India’s government introduced a bill in the upper house of parliament on Monday to cement the revocation of the special constitutional status of Jammu and Kashmir, a conflict-hit region claimed by both India and Pakistan. The move came hours after the country’s president promulgated an order revoking the region’s constitutional autonomy.

Federal interior minister Amit Shah announced the government’s decision to repeal most of Article 370 of the Indian constitution and urged members of parliament to approve the proposed legislation that seeks to, among other things, make laws enacted by India’s parliament applicable to Jammu and Kashmir.

The minister also said the government has decided to bifurcate the state into two union territories—Jammu and Kashmir, which will have a legislature, and Ladakh, which will be without a legislature. Union territories are administrative divisions under the direct supervision of India’s federal government. Unlike the full-fledged states of India, which have autonomous governments, union territories are federally administered territories. Some union territories, like Puducherry and Delhi, have elected legislative bodies and executives, while others such as the Andaman and Nicobar Islands, do not.

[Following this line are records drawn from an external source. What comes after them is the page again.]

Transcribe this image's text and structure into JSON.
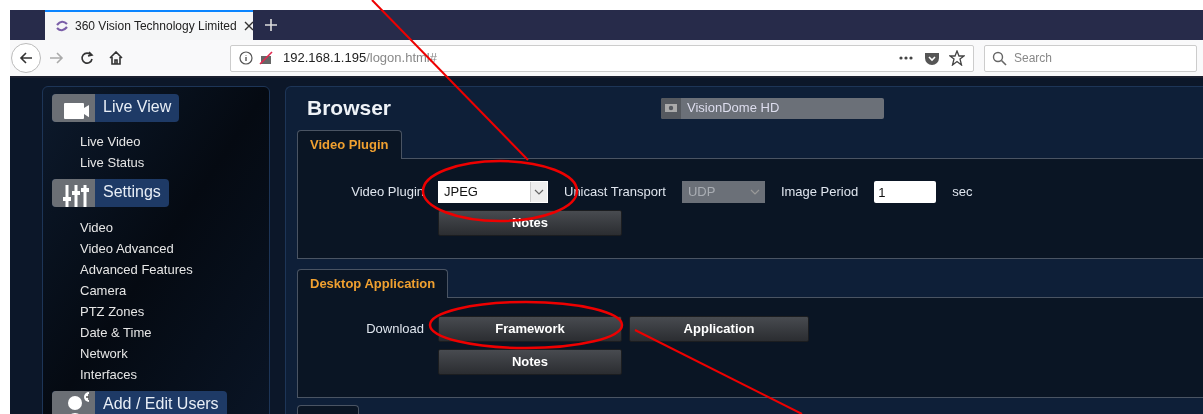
{
  "browser": {
    "tab_title": "360 Vision Technology Limited",
    "url_host": "192.168.1.195",
    "url_path": "/logon.html#",
    "search": {
      "placeholder": "Search"
    }
  },
  "sidebar": [
    {
      "kind": "camera",
      "title": "Live View",
      "items": [
        "Live Video",
        "Live Status"
      ]
    },
    {
      "kind": "sliders",
      "title": "Settings",
      "items": [
        "Video",
        "Video Advanced",
        "Advanced Features",
        "Camera",
        "PTZ Zones",
        "Date & Time",
        "Network",
        "Interfaces"
      ]
    },
    {
      "kind": "user",
      "title": "Add / Edit Users"
    }
  ],
  "main": {
    "title": "Browser",
    "device": "VisionDome HD",
    "sections": [
      {
        "tab": "Video Plugin",
        "rows": [
          {
            "label": "Video Plugin",
            "controls": [
              {
                "kind": "select",
                "value": "JPEG",
                "disabled": false
              },
              {
                "kind": "text",
                "text": "Unicast Transport"
              },
              {
                "kind": "select",
                "value": "UDP",
                "disabled": true
              },
              {
                "kind": "text",
                "text": "Image Period"
              },
              {
                "kind": "input",
                "value": "1"
              },
              {
                "kind": "text",
                "text": "sec"
              }
            ]
          },
          {
            "controls": [
              {
                "kind": "button",
                "text": "Notes"
              }
            ]
          }
        ]
      },
      {
        "tab": "Desktop Application",
        "rows": [
          {
            "label": "Download",
            "controls": [
              {
                "kind": "button",
                "text": "Framework"
              },
              {
                "kind": "button",
                "text": "Application"
              }
            ]
          },
          {
            "controls": [
              {
                "kind": "button",
                "text": "Notes"
              }
            ]
          }
        ]
      }
    ]
  }
}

Article 370 is a “temporary, transitional, and special provision,” which stipulates that except for matters related to national defense, foreign affairs, communications, and issues specified in the Instrument of Accession of Jammu and Kashmir, India’s parliament needed the state government’s ratification for all other laws enacted by it to be applicable to Jammu and Kashmir. Residents of the state have lived under a set of laws separate from those applicable in the rest of India, including laws on citizenship, ownership of property and fundamental rights. The state also has its own penal code.

The federal government relied on Article 370(3) of the constitution, which empowers the President of India to “declare that this article shall cease to be operative or shall be operative only with such exceptions and modifications and from such date as he may specify,” to abrogate most of Article 370. However, it has not abrogated all of Article 370, which, in its truncated form, stays as a part of the constitution, and cannot be repealed or abrogated in its entirety without a constitutional amendment under Article 368.

“Under Article 370 there is a provision that the president may by public notification declare that this article shall cease to be operative … from such date as he may specify. … Because there is President’s rule (under Article 356 of India’s constitution) in the state, all decisions of the state legislative assembly will be taken by the upper house of parliament, and we can pass the order with a majority,” interior minister Shah said in parliament.